Unfortunately, the AgroTech Entrepreneur has neither time nor money because patient capital is almost non-existent, and its only a matter of time before he runs out of money. The second challenge is not limited to the agricultural sector but to business generally; the paucity of data necessary for effective decision making.
Tell us about your business model.
We collect, analyze, and aggregate soil and geo-location data, working with micro-entrepreneurs we train. We call them Kitopreneurs. Kitopreneurs interphase with farmers providing extension and advisory, while aggregating farmers produce. We sell inputs like soil and crop specific fertilizers, improved seedlings and agrochemicals to farmers, and commodities to partnering offtakers. We also offer an inputs-produce swap service to farmers who do not have money to buy inputs; they pay us with produce.
How have Kitovu been funded since launch? Bootstrapped, or you have investments?
Kitovu has largely been bootstrapped. However, we were helped along the way by a 10,000 Dollar grant from Total as part of our Total Startupper Awards 2016.
There are some other start-ups that are leveraging technology to operate in the Agricultural sector. Do you think all of you put together have even scratched the surface of attaining food security in the continent?

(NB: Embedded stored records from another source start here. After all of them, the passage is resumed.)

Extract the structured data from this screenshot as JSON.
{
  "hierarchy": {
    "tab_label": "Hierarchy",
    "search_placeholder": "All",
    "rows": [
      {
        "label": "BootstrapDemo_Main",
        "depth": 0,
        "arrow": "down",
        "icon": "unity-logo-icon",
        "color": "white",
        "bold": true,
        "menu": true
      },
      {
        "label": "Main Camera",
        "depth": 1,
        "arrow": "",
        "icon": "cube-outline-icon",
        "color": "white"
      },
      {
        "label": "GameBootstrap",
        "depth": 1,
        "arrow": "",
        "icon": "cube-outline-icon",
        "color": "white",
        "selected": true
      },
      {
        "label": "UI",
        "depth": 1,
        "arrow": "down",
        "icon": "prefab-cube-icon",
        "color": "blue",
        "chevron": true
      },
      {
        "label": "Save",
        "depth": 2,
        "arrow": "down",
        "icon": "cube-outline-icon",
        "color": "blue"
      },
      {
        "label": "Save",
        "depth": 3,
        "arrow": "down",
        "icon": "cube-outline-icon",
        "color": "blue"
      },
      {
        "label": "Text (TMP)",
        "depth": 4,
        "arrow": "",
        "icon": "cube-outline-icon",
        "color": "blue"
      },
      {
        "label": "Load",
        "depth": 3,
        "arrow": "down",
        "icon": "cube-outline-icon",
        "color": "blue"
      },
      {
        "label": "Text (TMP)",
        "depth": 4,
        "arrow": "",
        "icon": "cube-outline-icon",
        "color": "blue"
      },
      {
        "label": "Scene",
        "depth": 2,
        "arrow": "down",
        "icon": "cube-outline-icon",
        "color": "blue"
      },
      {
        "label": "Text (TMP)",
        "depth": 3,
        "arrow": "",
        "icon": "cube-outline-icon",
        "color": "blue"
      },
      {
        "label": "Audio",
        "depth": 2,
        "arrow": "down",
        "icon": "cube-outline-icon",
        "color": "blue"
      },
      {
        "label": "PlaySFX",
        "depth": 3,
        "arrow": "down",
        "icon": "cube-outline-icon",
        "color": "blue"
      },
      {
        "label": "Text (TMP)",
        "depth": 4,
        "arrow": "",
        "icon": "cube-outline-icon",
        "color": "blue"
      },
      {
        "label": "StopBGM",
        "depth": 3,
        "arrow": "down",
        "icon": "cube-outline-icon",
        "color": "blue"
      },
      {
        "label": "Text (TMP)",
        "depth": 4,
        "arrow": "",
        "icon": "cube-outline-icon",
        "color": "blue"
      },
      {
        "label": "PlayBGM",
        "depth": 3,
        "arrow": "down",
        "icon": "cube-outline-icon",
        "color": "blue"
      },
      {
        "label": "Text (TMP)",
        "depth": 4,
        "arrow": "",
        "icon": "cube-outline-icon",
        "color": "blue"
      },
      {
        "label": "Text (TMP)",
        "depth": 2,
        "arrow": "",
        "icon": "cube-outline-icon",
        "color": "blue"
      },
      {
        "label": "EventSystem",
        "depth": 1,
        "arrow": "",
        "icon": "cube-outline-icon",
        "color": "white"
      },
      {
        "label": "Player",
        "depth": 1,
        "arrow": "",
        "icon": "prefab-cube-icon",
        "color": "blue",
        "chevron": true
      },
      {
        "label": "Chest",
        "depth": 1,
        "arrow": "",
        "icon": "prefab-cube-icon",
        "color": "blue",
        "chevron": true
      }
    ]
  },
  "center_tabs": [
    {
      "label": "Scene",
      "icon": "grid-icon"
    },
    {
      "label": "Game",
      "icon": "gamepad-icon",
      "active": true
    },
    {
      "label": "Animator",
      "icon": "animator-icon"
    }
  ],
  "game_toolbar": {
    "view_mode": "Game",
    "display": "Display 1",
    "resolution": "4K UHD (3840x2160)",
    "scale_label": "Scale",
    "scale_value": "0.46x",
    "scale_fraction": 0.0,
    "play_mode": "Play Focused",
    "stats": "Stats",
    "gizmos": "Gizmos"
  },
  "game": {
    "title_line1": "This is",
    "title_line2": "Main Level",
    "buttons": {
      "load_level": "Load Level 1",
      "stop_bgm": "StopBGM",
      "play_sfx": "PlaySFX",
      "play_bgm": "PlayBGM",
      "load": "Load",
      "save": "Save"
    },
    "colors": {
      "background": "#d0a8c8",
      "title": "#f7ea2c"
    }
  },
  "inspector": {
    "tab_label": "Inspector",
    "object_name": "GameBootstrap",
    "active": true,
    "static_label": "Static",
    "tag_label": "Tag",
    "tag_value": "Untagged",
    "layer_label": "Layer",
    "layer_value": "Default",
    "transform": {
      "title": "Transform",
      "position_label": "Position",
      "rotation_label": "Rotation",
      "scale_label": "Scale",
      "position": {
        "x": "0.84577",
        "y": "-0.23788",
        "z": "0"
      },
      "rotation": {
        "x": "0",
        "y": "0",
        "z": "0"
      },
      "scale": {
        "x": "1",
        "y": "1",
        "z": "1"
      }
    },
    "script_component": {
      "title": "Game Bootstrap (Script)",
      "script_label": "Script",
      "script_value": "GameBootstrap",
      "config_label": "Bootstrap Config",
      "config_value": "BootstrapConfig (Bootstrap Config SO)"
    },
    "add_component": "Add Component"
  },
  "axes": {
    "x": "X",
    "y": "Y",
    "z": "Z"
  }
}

I think the situation is very grave because despite having the larger proportion of arable lands in the world, Sub-Saharan Africa contributes the least to global food production. So, considering the huge task ahead, I think we have not done anything meaningful at the moment, and we must keep working because the goal to transform Africa into the hub that feeds the world isnt one that is achievable by one man, nevertheless it is achievable, and we would achieve in this generation.
Share with us your long and short term goals as a startup.
In the short term, which for us is the next 12 months, we plan to reach about 200,000 smallholder farmers in six states of Nigeria as well as train and empower 250 Kitopreneurs. By 2028, our vision is to be the name brand in Sub-Saharan Africa for inputs and produce such that, if you require high quality inputs or produce, you would have to Kitovu it!
Tell us about your team, or is it just you at the helm?
The Kitovu Team comprises of young people who are passionate about transforming African agriculture into the hub that feeds the hub by leveraging emerging technology with skills that span extension, web and mobile development, business development, financial intelligence, and strategy. They Include Nwachinemere Emeka, Chief Innovation Officer, Adegbola Adedotun, the Head of Operations, Akam Divine-Love, the CFO, Nduka Miracle, the Head Business Development, and William Udousoro, the CTO. They are the best team in the world.
In two words, what has kept you going since the very beginning?
Purpose and Passion!